Components of sensor systems operating in the visible, infrared, thermaland microwave regions of the electromagnetic spectrum are described in this section.
AIR BORNE AND SPACEBORNE TIR AND MICROWAVE SENSORS
Components of sensor systems operating in the visible, infrared, thermaland microwave regions of the electromagnetic spectrum are described in this section.Although analogue photographic imagery has many advantages, this book is mainly concerned with image data collected by scanning systems that ultimately generate digital image products. It is apparent that the useful wavebands are mostly in the visible and the infrared for passive remote sensing detectors and in the radar and microwave region for active type of sensors. Accordingly the imaging sensor systemsin remote sensing are classified as shown in Fig.2.4
In the case of multiband photographic system, different parts of the spectrumare sensed with different film-filter combinations. Multiband digital camera images and video images are also typically exposed on to the camera's CCD or CMOS sensor (s) through different filters. Electro-optical sensors, such as, the thematic mapper of Landsat, typically sense in atleast several bands of electromagnetic spectrum.
Fig 2.4 Sensor System
The photographic system suffers from one major defect of considerable distortion at the edges. This is due to a large lens opening. From lens theory, we know that distortions can be minimised and resolution considerably improved by using a narrow beam of light. This can be achieved by a system called scanning system. A multispectral scanner (MSS) operates on the same principle of selective sensing in multiple spectral bands, but such instruments can sense in many more bands and over a great range of the electromagnetic spectrum. Because of the advancement in utilising electronic detectors, MSS can extend the range of sensing

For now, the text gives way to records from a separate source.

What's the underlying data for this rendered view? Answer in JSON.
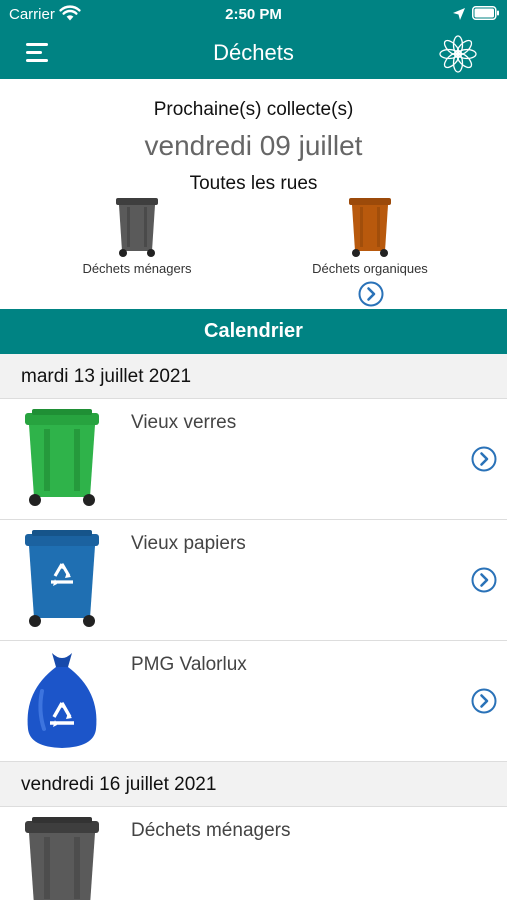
{
  "status_bar": {
    "carrier": "Carrier",
    "time": "2:50 PM"
  },
  "nav": {
    "title": "Déchets",
    "menu_icon": "hamburger-menu-icon",
    "logo_icon": "flower-logo-icon"
  },
  "next_collection": {
    "heading": "Prochaine(s) collecte(s)",
    "date": "vendredi 09 juillet",
    "streets": "Toutes les rues",
    "bins": [
      {
        "label": "Déchets ménagers",
        "color": "#5a5a5a",
        "icon": "grey-bin-icon"
      },
      {
        "label": "Déchets organiques",
        "color": "#b8590d",
        "icon": "brown-bin-icon"
      }
    ]
  },
  "calendar": {
    "title": "Calendrier",
    "days": [
      {
        "date": "mardi 13 juillet 2021",
        "items": [
          {
            "label": "Vieux verres",
            "icon": "green-glass-bin-icon",
            "color": "#2fb34a"
          },
          {
            "label": "Vieux papiers",
            "icon": "blue-recycle-bin-icon",
            "color": "#1f6fb2"
          },
          {
            "label": "PMG Valorlux",
            "icon": "blue-recycle-bag-icon",
            "color": "#1c55c9"
          }
        ]
      },
      {
        "date": "vendredi 16 juillet 2021",
        "items": [
          {
            "label": "Déchets ménagers",
            "icon": "grey-bin-icon",
            "color": "#5a5a5a"
          }
        ]
      }
    ]
  },
  "colors": {
    "teal": "#008383",
    "chevron": "#2a72b8",
    "divider": "#dddddd",
    "date_row_bg": "#f2f2f2"
  }
}
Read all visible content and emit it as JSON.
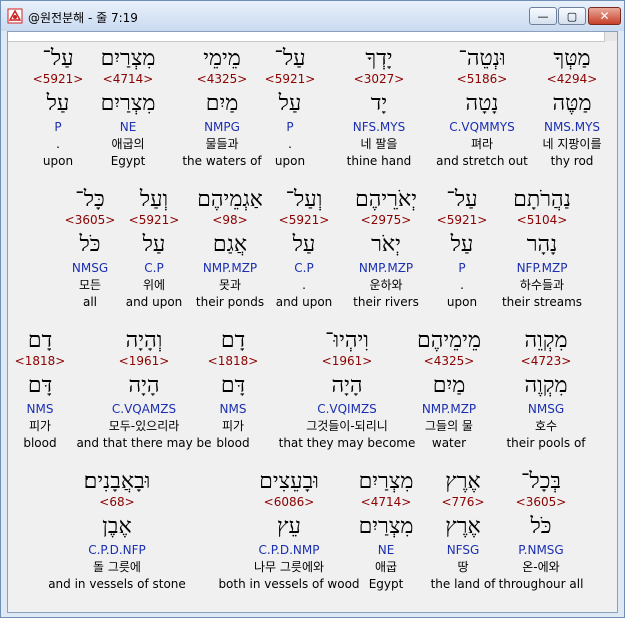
{
  "window": {
    "title": "@원전분해 - 줄 7:19",
    "minimize_glyph": "—",
    "maximize_glyph": "▢",
    "close_glyph": "✕"
  },
  "rows": [
    [
      {
        "heb": "מַטְּךָ",
        "num": "<4294>",
        "lemma": "מַטֶּה",
        "morph": "NMS.MYS",
        "kor": "네 지팡이를",
        "eng": "thy rod"
      },
      {
        "heb": "וּנְטֵה־",
        "num": "<5186>",
        "lemma": "נָטָה",
        "morph": "C.VQMMYS",
        "kor": "펴라",
        "eng": "and stretch out"
      },
      {
        "heb": "יָדְךָ",
        "num": "<3027>",
        "lemma": "יָד",
        "morph": "NFS.MYS",
        "kor": "네 팔을",
        "eng": "thine hand"
      },
      {
        "heb": "עַל־",
        "num": "<5921>",
        "lemma": "עַל",
        "morph": "P",
        "kor": ".",
        "eng": "upon"
      },
      {
        "heb": "מֵימֵי",
        "num": "<4325>",
        "lemma": "מַיִם",
        "morph": "NMPG",
        "kor": "물들과",
        "eng": "the waters of"
      },
      {
        "heb": "מִצְרַיִם",
        "num": "<4714>",
        "lemma": "מִצְרַיִם",
        "morph": "NE",
        "kor": "애굽의",
        "eng": "Egypt"
      },
      {
        "heb": "עַל־",
        "num": "<5921>",
        "lemma": "עַל",
        "morph": "P",
        "kor": ".",
        "eng": "upon"
      }
    ],
    [
      {
        "heb": "נַהֲרֹתָם",
        "num": "<5104>",
        "lemma": "נָהָר",
        "morph": "NFP.MZP",
        "kor": "하수들과",
        "eng": "their streams"
      },
      {
        "heb": "עַל־",
        "num": "<5921>",
        "lemma": "עַל",
        "morph": "P",
        "kor": ".",
        "eng": "upon"
      },
      {
        "heb": "יְאֹרֵיהֶם",
        "num": "<2975>",
        "lemma": "יְאֹר",
        "morph": "NMP.MZP",
        "kor": "운하와",
        "eng": "their rivers"
      },
      {
        "heb": "וְעַל־",
        "num": "<5921>",
        "lemma": "עַל",
        "morph": "C.P",
        "kor": ".",
        "eng": "and upon"
      },
      {
        "heb": "אַגְמֵיהֶם",
        "num": "<98>",
        "lemma": "אֲגַם",
        "morph": "NMP.MZP",
        "kor": "못과",
        "eng": "their ponds"
      },
      {
        "heb": "וְעַל",
        "num": "<5921>",
        "lemma": "עַל",
        "morph": "C.P",
        "kor": "위에",
        "eng": "and upon"
      },
      {
        "heb": "כָּל־",
        "num": "<3605>",
        "lemma": "כֹּל",
        "morph": "NMSG",
        "kor": "모든",
        "eng": "all"
      }
    ],
    [
      {
        "heb": "מִקְוֵה",
        "num": "<4723>",
        "lemma": "מִקְוֶה",
        "morph": "NMSG",
        "kor": "호수",
        "eng": "their pools of"
      },
      {
        "heb": "מֵימֵיהֶם",
        "num": "<4325>",
        "lemma": "מַיִם",
        "morph": "NMP.MZP",
        "kor": "그들의 물",
        "eng": "water"
      },
      {
        "heb": "וִיהְיוּ־",
        "num": "<1961>",
        "lemma": "הָיָה",
        "morph": "C.VQIMZS",
        "kor": "그것들이-되리니",
        "eng": "that they may become"
      },
      {
        "heb": "דָם",
        "num": "<1818>",
        "lemma": "דָּם",
        "morph": "NMS",
        "kor": "피가",
        "eng": "blood"
      },
      {
        "heb": "וְהָיָה",
        "num": "<1961>",
        "lemma": "הָיָה",
        "morph": "C.VQAMZS",
        "kor": "모두-있으리라",
        "eng": "and that there may be"
      },
      {
        "heb": "דָם",
        "num": "<1818>",
        "lemma": "דָּם",
        "morph": "NMS",
        "kor": "피가",
        "eng": "blood"
      }
    ],
    [
      {
        "heb": "בְּכָל־",
        "num": "<3605>",
        "lemma": "כֹּל",
        "morph": "P.NMSG",
        "kor": "온-에와",
        "eng": "throughour all"
      },
      {
        "heb": "אֶרֶץ",
        "num": "<776>",
        "lemma": "אֶרֶץ",
        "morph": "NFSG",
        "kor": "땅",
        "eng": "the land of"
      },
      {
        "heb": "מִצְרַיִם",
        "num": "<4714>",
        "lemma": "מִצְרַיִם",
        "morph": "NE",
        "kor": "애굽",
        "eng": "Egypt"
      },
      {
        "heb": "וּבָעֵצִים",
        "num": "<6086>",
        "lemma": "עֵץ",
        "morph": "C.P.D.NMP",
        "kor": "나무 그릇에와",
        "eng": "both in vessels of wood"
      },
      {
        "heb": "וּבָאֲבָנִים׃",
        "num": "<68>",
        "lemma": "אֶבֶן",
        "morph": "C.P.D.NFP",
        "kor": "돌 그릇에",
        "eng": "and in vessels of stone"
      }
    ]
  ]
}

from 0.3 flm to 14 flm. Further MSS can sense in very narrow bands. Multispectral scanner images are acquired by means of two basic process: across-track and along-track scanning. Multispectral scanner systems build up two-dimensional images of the terrain for a swath beneath the platform. Across-track systems are also called whisk broom scanner systems. This type of scanning system scans the terrain along scanlines that are right angles to the direction of the spaceborne/airborne platform. Fig. 4.8 illustrates the operation across-track system.
In this type of scanning system, scanner repeatedly measures the energy from one side of the aircraft to the other. Data are collected within an arc below the aircraft typically of 900 to 1200. Successive scan lines are covered as the aircraft moves forward, yielding a series of contiguous or narrow strips of observation comprising a two-dimensional image of rows (scan lines) and columns. At any instant, the scanner'sees' the energy within the systems IFOV. This explains the spatial resolution of the sensing.
The second type of multispectral scanning system is along-track scanning systemor push broom systems. This type of scanners record multiband image data along a swath beneath an aircraft. As the aircraft/spacecraft advances in the forward direction, the scanner scans the earth with respect to the designed swath to build a twodimensional image by recording successive scanlines that are oriented at right angles to the direction of the aircraft/spacecraft.
1THERMAL SENSING SYSTEMS
Thermal scanner is one of the most important thermal sensing systems, particular kind of across track multispectral scanner which senses in the thermal portion of the electromagnetic spectrum by means of inbuilt detectors. These systems are restricted to operating in either 3 to 5 I-lm or 8 to 14 I-lm range of wavelengths. The operation and the efficiency of this type of scanning systems are based on thecharacteristics of the detectors. Quantum or photon detectors are typically used to detect the thermal radiation. These detectors operate on the principle of direct interaction between photons of radiation incident on them and the energy levels of electrical charge carriers within the detector material.
2 MICROWAVE IMAGING SYSTEMS
The fundamental principle of microwave sensing and the conceptual design of radar have been discussed in chapter 3, where it is stated that the microwave region of the electromagnetic spectrum includes radiation with wavelengths longer than 1 mmImaging. Microwave instruments do not, however, rely on the detection of solar or terrestrial emissions. In the following sections of this chapter, the properties of the operational synthetic aperture radar (SAR) systems and Radarsat systems are presented along with other sensing systems.